*** Opening of Information supplied ***

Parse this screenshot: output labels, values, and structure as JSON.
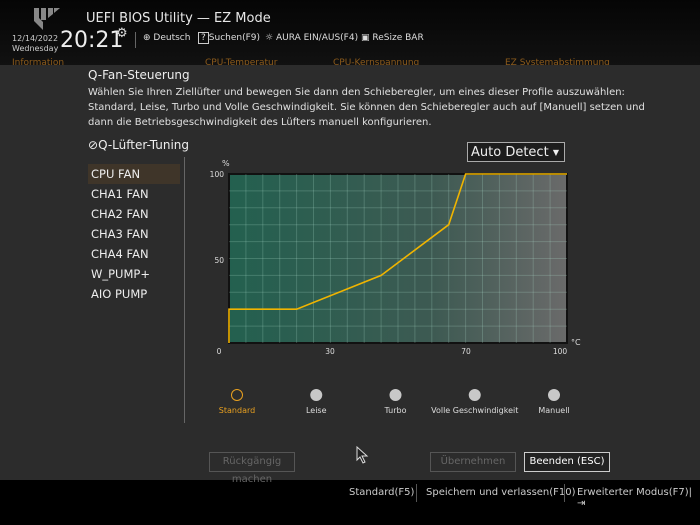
{
  "header": {
    "title": "UEFI BIOS Utility — EZ Mode",
    "date": "12/14/2022",
    "weekday": "Wednesday",
    "time": "20:21",
    "toolbar": [
      {
        "label": "Deutsch",
        "icon": "globe-icon"
      },
      {
        "label": "Suchen(F9)",
        "icon": "help-icon"
      },
      {
        "label": "AURA EIN/AUS(F4)",
        "icon": "aura-icon"
      },
      {
        "label": "ReSize BAR",
        "icon": "resize-bar-icon"
      }
    ]
  },
  "background_tabs": [
    "Information",
    "CPU-Temperatur",
    "CPU-Kernspannung",
    "EZ Systemabstimmung"
  ],
  "dialog": {
    "title": "Q-Fan-Steuerung",
    "description": "Wählen Sie Ihren Ziellüfter und bewegen Sie dann den Schieberegler, um eines dieser Profile auszuwählen: Standard, Leise, Turbo und Volle Geschwindigkeit. Sie können den Schieberegler auch auf [Manuell] setzen und dann die Betriebsgeschwindigkeit des Lüfters manuell konfigurieren.",
    "section": "Q-Lüfter-Tuning",
    "fans": [
      "CPU FAN",
      "CHA1 FAN",
      "CHA2 FAN",
      "CHA3 FAN",
      "CHA4 FAN",
      "W_PUMP+",
      "AIO PUMP"
    ],
    "selected_fan": "CPU FAN",
    "mode_select": "Auto Detect",
    "profiles": [
      "Standard",
      "Leise",
      "Turbo",
      "Volle Geschwindigkeit",
      "Manuell"
    ],
    "selected_profile": "Standard",
    "buttons": {
      "undo": "Rückgängig machen",
      "apply": "Übernehmen",
      "exit": "Beenden (ESC)"
    }
  },
  "chart_data": {
    "type": "line",
    "xlabel": "°C",
    "ylabel": "%",
    "xlim": [
      0,
      100
    ],
    "ylim": [
      0,
      100
    ],
    "xticks": [
      "0",
      "30",
      "70",
      "100"
    ],
    "yticks": [
      "50",
      "100"
    ],
    "x": [
      0,
      0,
      20,
      45,
      65,
      70,
      100
    ],
    "y": [
      0,
      20,
      20,
      40,
      70,
      100,
      100
    ],
    "line_color": "#f0b400",
    "grid": true
  },
  "footer": [
    "Standard(F5)",
    "Speichern und verlassen(F10)",
    "Erweiterter Modus(F7)"
  ],
  "colors": {
    "accent": "#f0b400",
    "profile_active": "#e8a020"
  }
}
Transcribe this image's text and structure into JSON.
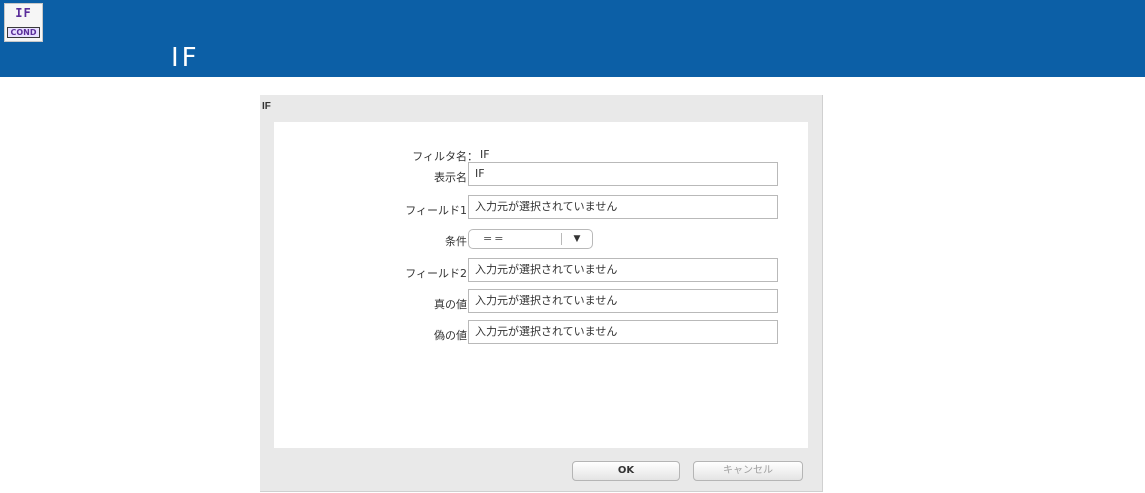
{
  "header": {
    "icon": {
      "name": "if-cond-icon",
      "top_text": "IF",
      "bottom_text": "COND"
    },
    "title": "IF",
    "background_color": "#0c5fa6"
  },
  "dialog": {
    "title": "IF",
    "rows": [
      {
        "label": "フィルタ名：",
        "value": "IF"
      },
      {
        "label": "表示名：",
        "value": "IF"
      },
      {
        "label": "フィールド1：",
        "value": "入力元が選択されていません"
      },
      {
        "label": "条件：",
        "value": "=="
      },
      {
        "label": "フィールド2：",
        "value": "入力元が選択されていません"
      },
      {
        "label": "真の値：",
        "value": "入力元が選択されていません"
      },
      {
        "label": "偽の値：",
        "value": "入力元が選択されていません"
      }
    ],
    "buttons": {
      "ok": "OK",
      "cancel": "キャンセル"
    }
  }
}
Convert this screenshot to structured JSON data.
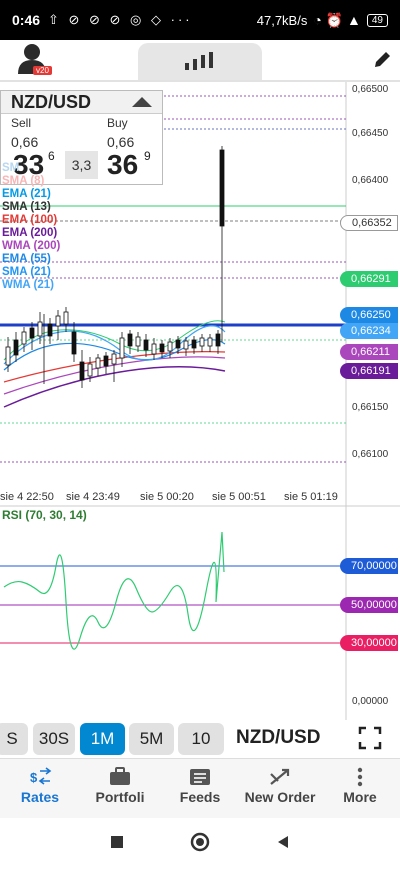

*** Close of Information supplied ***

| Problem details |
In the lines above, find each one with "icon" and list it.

| Solution |
        "icon": "globe-icon"
        "icon": "help-icon"
        "icon": "aura-icon"
        "icon": "resize-bar-icon"
    "icon": {
      "name": "if-cond-icon",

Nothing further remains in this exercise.